▶ TASK REQUIREMENTS
All of the entries need to be written out again, exactly as they are.

▶ DATA PROVIDED

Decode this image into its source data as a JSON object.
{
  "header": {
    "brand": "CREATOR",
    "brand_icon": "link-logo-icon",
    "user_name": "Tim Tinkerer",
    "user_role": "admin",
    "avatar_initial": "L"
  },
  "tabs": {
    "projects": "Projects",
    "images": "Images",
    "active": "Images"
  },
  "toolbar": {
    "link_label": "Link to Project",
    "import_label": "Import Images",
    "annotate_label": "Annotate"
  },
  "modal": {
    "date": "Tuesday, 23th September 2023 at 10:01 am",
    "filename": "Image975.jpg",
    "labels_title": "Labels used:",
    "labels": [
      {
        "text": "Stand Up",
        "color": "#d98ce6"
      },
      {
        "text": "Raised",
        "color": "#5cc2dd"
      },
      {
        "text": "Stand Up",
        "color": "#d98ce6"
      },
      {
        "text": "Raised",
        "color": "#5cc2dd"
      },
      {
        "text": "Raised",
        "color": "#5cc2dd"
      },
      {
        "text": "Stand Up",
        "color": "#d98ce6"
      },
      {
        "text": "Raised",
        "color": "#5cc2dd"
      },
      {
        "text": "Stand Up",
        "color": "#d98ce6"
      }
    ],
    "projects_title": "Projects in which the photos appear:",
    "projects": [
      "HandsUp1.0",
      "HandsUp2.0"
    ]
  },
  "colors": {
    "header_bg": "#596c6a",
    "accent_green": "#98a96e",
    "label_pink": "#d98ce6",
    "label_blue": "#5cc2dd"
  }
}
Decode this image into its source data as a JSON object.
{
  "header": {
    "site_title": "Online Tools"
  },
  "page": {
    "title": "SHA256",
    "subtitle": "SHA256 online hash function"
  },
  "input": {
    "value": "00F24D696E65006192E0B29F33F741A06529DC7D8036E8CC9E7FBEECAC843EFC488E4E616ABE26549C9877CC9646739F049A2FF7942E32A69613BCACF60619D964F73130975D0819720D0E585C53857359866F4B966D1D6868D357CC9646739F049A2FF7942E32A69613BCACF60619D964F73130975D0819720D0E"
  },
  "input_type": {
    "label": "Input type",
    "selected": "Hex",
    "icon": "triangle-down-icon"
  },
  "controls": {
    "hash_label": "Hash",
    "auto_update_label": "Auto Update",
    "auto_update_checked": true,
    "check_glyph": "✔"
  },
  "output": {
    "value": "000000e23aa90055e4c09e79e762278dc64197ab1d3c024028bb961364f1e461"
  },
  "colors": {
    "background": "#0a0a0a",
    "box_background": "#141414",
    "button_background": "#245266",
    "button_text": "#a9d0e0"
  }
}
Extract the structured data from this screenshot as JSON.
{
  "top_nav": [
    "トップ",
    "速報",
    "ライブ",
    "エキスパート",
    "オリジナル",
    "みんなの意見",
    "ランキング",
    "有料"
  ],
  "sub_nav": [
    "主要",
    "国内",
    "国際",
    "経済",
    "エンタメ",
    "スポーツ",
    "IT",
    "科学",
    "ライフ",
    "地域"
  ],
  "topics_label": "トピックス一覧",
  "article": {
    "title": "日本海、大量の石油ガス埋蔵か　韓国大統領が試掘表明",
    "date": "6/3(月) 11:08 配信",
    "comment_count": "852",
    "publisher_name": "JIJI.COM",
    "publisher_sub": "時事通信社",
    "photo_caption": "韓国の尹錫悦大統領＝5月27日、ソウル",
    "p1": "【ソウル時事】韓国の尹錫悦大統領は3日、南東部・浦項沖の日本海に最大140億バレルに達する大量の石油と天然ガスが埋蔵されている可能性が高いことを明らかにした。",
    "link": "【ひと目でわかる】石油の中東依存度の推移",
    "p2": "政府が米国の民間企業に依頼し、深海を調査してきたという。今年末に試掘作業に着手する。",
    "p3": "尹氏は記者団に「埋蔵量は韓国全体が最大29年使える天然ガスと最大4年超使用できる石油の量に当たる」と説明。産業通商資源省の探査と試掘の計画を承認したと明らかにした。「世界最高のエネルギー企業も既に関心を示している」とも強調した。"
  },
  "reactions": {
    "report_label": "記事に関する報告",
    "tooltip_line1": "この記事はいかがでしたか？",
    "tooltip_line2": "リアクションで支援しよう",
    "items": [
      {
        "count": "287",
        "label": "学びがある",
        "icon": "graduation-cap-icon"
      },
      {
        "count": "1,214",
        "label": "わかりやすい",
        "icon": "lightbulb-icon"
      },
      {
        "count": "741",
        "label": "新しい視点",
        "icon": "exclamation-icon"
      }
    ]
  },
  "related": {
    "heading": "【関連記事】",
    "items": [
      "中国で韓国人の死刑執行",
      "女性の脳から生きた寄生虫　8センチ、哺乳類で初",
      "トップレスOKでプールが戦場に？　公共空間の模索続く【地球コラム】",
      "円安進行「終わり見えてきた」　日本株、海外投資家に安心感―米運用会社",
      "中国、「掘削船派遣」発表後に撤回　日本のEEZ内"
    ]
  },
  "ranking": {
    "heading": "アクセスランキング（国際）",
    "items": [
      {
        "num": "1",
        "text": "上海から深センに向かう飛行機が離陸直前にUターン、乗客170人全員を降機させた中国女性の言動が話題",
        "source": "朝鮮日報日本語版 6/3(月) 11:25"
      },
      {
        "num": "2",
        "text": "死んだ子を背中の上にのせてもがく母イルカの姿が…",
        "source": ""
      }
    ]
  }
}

▶ TASK RESPONSE
Decode this image into its source data as a JSON object.
{
  "header": {
    "brand": "CREATOR",
    "brand_icon": "link-logo-icon",
    "user_name": "Tim Tinkerer",
    "user_role": "admin",
    "avatar_initial": "L"
  },
  "tabs": {
    "projects": "Projects",
    "images": "Images",
    "active": "Images"
  },
  "toolbar": {
    "link_label": "Link to Project",
    "import_label": "Import Images",
    "annotate_label": "Annotate"
  },
  "modal": {
    "date": "Tuesday, 23th September 2023 at 10:01 am",
    "filename": "Image975.jpg",
    "labels_title": "Labels used:",
    "labels": [
      {
        "text": "Stand Up",
        "color": "#d98ce6"
      },
      {
        "text": "Raised",
        "color": "#5cc2dd"
      },
      {
        "text": "Stand Up",
        "color": "#d98ce6"
      },
      {
        "text": "Raised",
        "color": "#5cc2dd"
      },
      {
        "text": "Raised",
        "color": "#5cc2dd"
      },
      {
        "text": "Stand Up",
        "color": "#d98ce6"
      },
      {
        "text": "Raised",
        "color": "#5cc2dd"
      },
      {
        "text": "Stand Up",
        "color": "#d98ce6"
      }
    ],
    "projects_title": "Projects in which the photos appear:",
    "projects": [
      "HandsUp1.0",
      "HandsUp2.0"
    ]
  },
  "colors": {
    "header_bg": "#596c6a",
    "accent_green": "#98a96e",
    "label_pink": "#d98ce6",
    "label_blue": "#5cc2dd"
  }
}
Decode this image into its source data as a JSON object.
{
  "header": {
    "site_title": "Online Tools"
  },
  "page": {
    "title": "SHA256",
    "subtitle": "SHA256 online hash function"
  },
  "input": {
    "value": "00F24D696E65006192E0B29F33F741A06529DC7D8036E8CC9E7FBEECAC843EFC488E4E616ABE26549C9877CC9646739F049A2FF7942E32A69613BCACF60619D964F73130975D0819720D0E585C53857359866F4B966D1D6868D357CC9646739F049A2FF7942E32A69613BCACF60619D964F73130975D0819720D0E"
  },
  "input_type": {
    "label": "Input type",
    "selected": "Hex",
    "icon": "triangle-down-icon"
  },
  "controls": {
    "hash_label": "Hash",
    "auto_update_label": "Auto Update",
    "auto_update_checked": true,
    "check_glyph": "✔"
  },
  "output": {
    "value": "000000e23aa90055e4c09e79e762278dc64197ab1d3c024028bb961364f1e461"
  },
  "colors": {
    "background": "#0a0a0a",
    "box_background": "#141414",
    "button_background": "#245266",
    "button_text": "#a9d0e0"
  }
}
Extract the structured data from this screenshot as JSON.
{
  "top_nav": [
    "トップ",
    "速報",
    "ライブ",
    "エキスパート",
    "オリジナル",
    "みんなの意見",
    "ランキング",
    "有料"
  ],
  "sub_nav": [
    "主要",
    "国内",
    "国際",
    "経済",
    "エンタメ",
    "スポーツ",
    "IT",
    "科学",
    "ライフ",
    "地域"
  ],
  "topics_label": "トピックス一覧",
  "article": {
    "title": "日本海、大量の石油ガス埋蔵か　韓国大統領が試掘表明",
    "date": "6/3(月) 11:08 配信",
    "comment_count": "852",
    "publisher_name": "JIJI.COM",
    "publisher_sub": "時事通信社",
    "photo_caption": "韓国の尹錫悦大統領＝5月27日、ソウル",
    "p1": "【ソウル時事】韓国の尹錫悦大統領は3日、南東部・浦項沖の日本海に最大140億バレルに達する大量の石油と天然ガスが埋蔵されている可能性が高いことを明らかにした。",
    "link": "【ひと目でわかる】石油の中東依存度の推移",
    "p2": "政府が米国の民間企業に依頼し、深海を調査してきたという。今年末に試掘作業に着手する。",
    "p3": "尹氏は記者団に「埋蔵量は韓国全体が最大29年使える天然ガスと最大4年超使用できる石油の量に当たる」と説明。産業通商資源省の探査と試掘の計画を承認したと明らかにした。「世界最高のエネルギー企業も既に関心を示している」とも強調した。"
  },
  "reactions": {
    "report_label": "記事に関する報告",
    "tooltip_line1": "この記事はいかがでしたか？",
    "tooltip_line2": "リアクションで支援しよう",
    "items": [
      {
        "count": "287",
        "label": "学びがある",
        "icon": "graduation-cap-icon"
      },
      {
        "count": "1,214",
        "label": "わかりやすい",
        "icon": "lightbulb-icon"
      },
      {
        "count": "741",
        "label": "新しい視点",
        "icon": "exclamation-icon"
      }
    ]
  },
  "related": {
    "heading": "【関連記事】",
    "items": [
      "中国で韓国人の死刑執行",
      "女性の脳から生きた寄生虫　8センチ、哺乳類で初",
      "トップレスOKでプールが戦場に？　公共空間の模索続く【地球コラム】",
      "円安進行「終わり見えてきた」　日本株、海外投資家に安心感―米運用会社",
      "中国、「掘削船派遣」発表後に撤回　日本のEEZ内"
    ]
  },
  "ranking": {
    "heading": "アクセスランキング（国際）",
    "items": [
      {
        "num": "1",
        "text": "上海から深センに向かう飛行機が離陸直前にUターン、乗客170人全員を降機させた中国女性の言動が話題",
        "source": "朝鮮日報日本語版 6/3(月) 11:25"
      },
      {
        "num": "2",
        "text": "死んだ子を背中の上にのせてもがく母イルカの姿が…",
        "source": ""
      }
    ]
  }
}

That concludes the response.